Written by: Cindy Loewer
We’ve always had horses. The kids and husband enjoyed many different horse activities. I went along. They wrangled horses; I wrangled the ice chest. That arrangement worked fine for many years until “empty nest” caused a paradigm shift. I decided I would learn to ride a horse… just enough to go on a few local trail rides a year. So, at 55, I began my trail riding career. This year marks my 10th anniversary of trail riding. In that 10 years, I have ridden 1,736 + miles in Arkansas, Missouri, Texas, Oklahoma, Colorado, New Mexico, Arizona and Utah.
When I tell you I was a nervous rider, no one knows that better than the horse I’ve been riding for the past 9 years. He has ignored a lot of squirming in the saddle and inconsistent cues. He is sure-footed and level-headed and doesn’t need my interference to get on down the trail. My horsemanship skills include how to hold the saddle horn in all transitions. Ten years later, I don’t always hold on to the saddle horn.
Anytime you jump off into something new, you are going to need the right tools and equipment. The “stuff” is so nuanced. Your pocketbook always effects just how much nuance you can afford! Any horse related activity requires a LOT of stuff! I wasn’t smart enough about any of the things to know what to even ask for. It has taken a lot of trial and error to figure out the aides that work for my riding style. My favorite aide? Using the clip on my lead rope to connect to my roper reins so I my horse can lower his head on the trail to graze or drink from the streams. You will never find my saddle without 2 cushions in the seat–a gel PLUS a lamb’s wool. No one else I ride with needs that ridiculous set up. That’s what makes me comfortable, so that’s what I do.
I get that everyone has something to learn about riding a horse. I had a LOT of something to learn. I have always been so frightened I will do something wrong that will result in my being on the ground instead of on my horse’s back. Actually, that has happened a few times… but it wasn’t always my fault! Every transition caused so much anxiety. I have only just begun to not fear every transition. I usually place my horse between the good riders with seasoned horses when the going gets tough. I see where their horse tracks on the trail and try to follow their lead. I trust my trail riding buddies to coach me through the hardest of places… and accept their encouragement to follow through. My most challenging ride was probably working our way down a steep mountainside in Chromo, Colorado. The most fun I’ve had on a challenging ride was PeekABoo trail in Bryce Canyon.
I imagined that when you were trail riding, the trails would always be marked. As it turns out, if you do enough trail riding, sometimes you end up riding where the trails aren’t marked or there aren’t any trails at all! Our trail riding friends (mentors) have trail ridden for many years. I remember the first time we left a well-used trail to go through the woods. We were crossing fallen trees and dodging tree branches, because when you are off trail, the trails aren’t cleared. At some point, our friend said, “Any time it gets too rough, just let me know and we’ll get back on the trail.” What?! You know where the trail is? I thought we were lost! I have learned it matters who you follow on the trails.
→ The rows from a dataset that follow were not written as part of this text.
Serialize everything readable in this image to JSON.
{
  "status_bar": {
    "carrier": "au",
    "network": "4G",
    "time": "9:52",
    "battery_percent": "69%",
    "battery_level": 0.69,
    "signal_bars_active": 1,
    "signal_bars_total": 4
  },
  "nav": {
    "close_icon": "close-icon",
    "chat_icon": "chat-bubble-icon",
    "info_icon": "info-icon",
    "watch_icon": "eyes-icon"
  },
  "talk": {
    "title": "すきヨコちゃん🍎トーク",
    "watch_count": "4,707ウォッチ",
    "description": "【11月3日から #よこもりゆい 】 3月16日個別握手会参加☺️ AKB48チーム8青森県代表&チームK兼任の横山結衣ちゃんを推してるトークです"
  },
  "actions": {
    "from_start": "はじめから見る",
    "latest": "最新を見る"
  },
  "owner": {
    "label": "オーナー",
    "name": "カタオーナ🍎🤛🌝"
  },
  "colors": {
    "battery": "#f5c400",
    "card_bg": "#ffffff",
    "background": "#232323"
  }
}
Are you ready to start a new adventure? Maybe it’s a different horse discipline. Maybe you are ready to start running, riding a bike, hiking or even knitting. You’ll probably be nervous or anxious as you begin. Until you get some hours in your new skill, you may have to make some adjustments–like holding onto the saddle horn. You won’t always have to have that crutch, but don’t let needing a crutch keep you from trying something new. Although, it might be a little embarrassing to have training wheels on your bike 😊
Let folks help you with suggestions for the “stuff”/equipment you are going to need. Because we can order from the internet and there is a lot, we can waste our money on. Do some research. Look to see what others are using. Don’t be in too big of a hurry to change everything. Sometimes experience makes the stuff we already have work better. My lead rope attached to my roper reins is an adaptation of a fancier device sold on the internet. I needed the help… we used what we had.
Not all trails are clearly marked. It’s best to have good folks to follow on the trail. Cultivate relationships with folks who know how to “do” your new adventure. Going off trail can be scary, but you will learn a lot in that new environment. Your mentors will have skills, aides, devices, and experience that will make your learning meaningful and more fun. Their wisdom can save you from a lot of wrecks or knotted thread.
Keep a journal of your journey. I started keeping my trail journal in 2014 when my trail riding friend suggested I keep up with details from each ride. That’s why I know how many miles I have ridden through the years. I can follow my progression from riding with my eyes closed to riding with my eyes wide open!
I really never intended to enjoy trail riding this much. I am grateful to my husband and friends who have mentored me when I was so fearful. I still hold on to my saddle horn a lot of the time, but I am on the trail!
About the Author
Cindy Loewer is a wife of 40+ years and mother of seven children. She is most proud of the fact that in spite of them not coming with an instruction manual she and her husband raised productive members of society. It is important to note she claims to have retained most of her sanity. She is proof old dogs can learn new tricks – it just takes longer.
A huge thank you to Cindy for sharing her story. If you enjoyed this post, please consider subscribing so you never miss a post. Thank you for being here!